26. Shave ice
Shave ice here in Hawaii is more than a dome of powdery ice flakes flavored with syrup. Where you buy it, and what syrups and toppings you have on it, may actually define you to others.
Our favorite place to get it: Waiola Shave Ice, three locations, Oahu.
Hawaii’s beef jerky, pipikaula (“rope beef”) is made by rubbing strips of beef in sea salt, then drying them outdoors for about two days. The best pipikaula is dry on the outside, tender within.
Our favorite place to get it: KTA Super Stores, multiple Big Island locations, ktasuperstores.com.
28. Portuguese sausage
Introduced to the Islands by Portuguese immigrants working the sugar plantations in the late 19th century, Hawaii’s version of linguica is a sweeter, softer sausage than the traditional recipe.
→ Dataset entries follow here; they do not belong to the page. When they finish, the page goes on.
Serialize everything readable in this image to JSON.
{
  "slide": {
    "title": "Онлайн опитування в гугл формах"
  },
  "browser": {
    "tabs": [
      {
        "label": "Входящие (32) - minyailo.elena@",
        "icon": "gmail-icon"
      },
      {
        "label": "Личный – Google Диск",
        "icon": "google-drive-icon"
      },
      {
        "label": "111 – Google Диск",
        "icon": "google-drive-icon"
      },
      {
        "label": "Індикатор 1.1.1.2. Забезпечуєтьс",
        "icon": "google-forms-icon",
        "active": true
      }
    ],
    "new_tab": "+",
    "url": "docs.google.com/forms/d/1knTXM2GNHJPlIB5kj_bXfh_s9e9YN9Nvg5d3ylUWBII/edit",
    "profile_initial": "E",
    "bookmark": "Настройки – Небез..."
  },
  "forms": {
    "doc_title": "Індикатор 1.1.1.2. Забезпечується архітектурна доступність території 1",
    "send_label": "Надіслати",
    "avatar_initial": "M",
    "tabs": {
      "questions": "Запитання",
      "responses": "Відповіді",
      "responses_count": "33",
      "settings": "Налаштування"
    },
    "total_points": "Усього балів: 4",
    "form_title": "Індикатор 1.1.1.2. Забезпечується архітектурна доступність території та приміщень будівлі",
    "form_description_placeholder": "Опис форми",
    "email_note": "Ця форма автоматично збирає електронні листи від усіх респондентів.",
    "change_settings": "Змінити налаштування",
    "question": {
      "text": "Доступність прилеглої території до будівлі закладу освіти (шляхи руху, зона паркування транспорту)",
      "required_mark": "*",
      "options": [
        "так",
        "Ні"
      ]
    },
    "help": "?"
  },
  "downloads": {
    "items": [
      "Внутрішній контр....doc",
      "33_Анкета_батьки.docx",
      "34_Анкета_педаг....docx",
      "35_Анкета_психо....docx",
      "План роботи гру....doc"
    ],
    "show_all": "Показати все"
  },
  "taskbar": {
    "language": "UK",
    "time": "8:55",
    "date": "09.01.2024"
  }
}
A must for breakfast with scrambled eggs and rice.
Our favorite: Kukui Sausage Co. brand, sold in Hawaii food markets.
Hormel’s infamous pink luncheon meat is on the breakfast menu at all Hawaii McDonald’s. Thousands annually attend a Waikiki street fest dedicated to it. In a musubi, it’s a favorite of residents, visitors and a former U.S. president.
Our favorite place to get it: The question is, where CAN’T you get Spam in Hawaii?
Taken from the Hawaiian word for the act of “slicing or cutting crosswise into pieces,” a tasty basic poke recipe is cubed raw ahi, crunchy ogo (seaweed) and sweet onion mixed with shoyu, kukui nut and sesame oil.
Our Favorite way to have it: Any way we can, from tako (octopus) to crab and steak poke.
Another comfort-food staple born of Hawaii’s sugar era, saimin is a simple but tasty dish of soft, curly egg noodles in shrimp or seaweed-flavored broth, often garnished with sweet Chinese roast pork, green onions and fish cake.
Our favorite place to get it: Hamura's Saimin Stand, 2956 Kress St., Kauai.
32. Zippy’s chili
The signature dish at this Oahu fast-food restaurant chain is unique in all the chili world—thick and way creamy, with zero heat and a mild sweetness. The recipe is closely guarded (its secret ingredient is rumored to be mayonnaise). True chili buffs might cry foul. We love it.
Our Favorite way to have it: Over rice at any Zippy's location.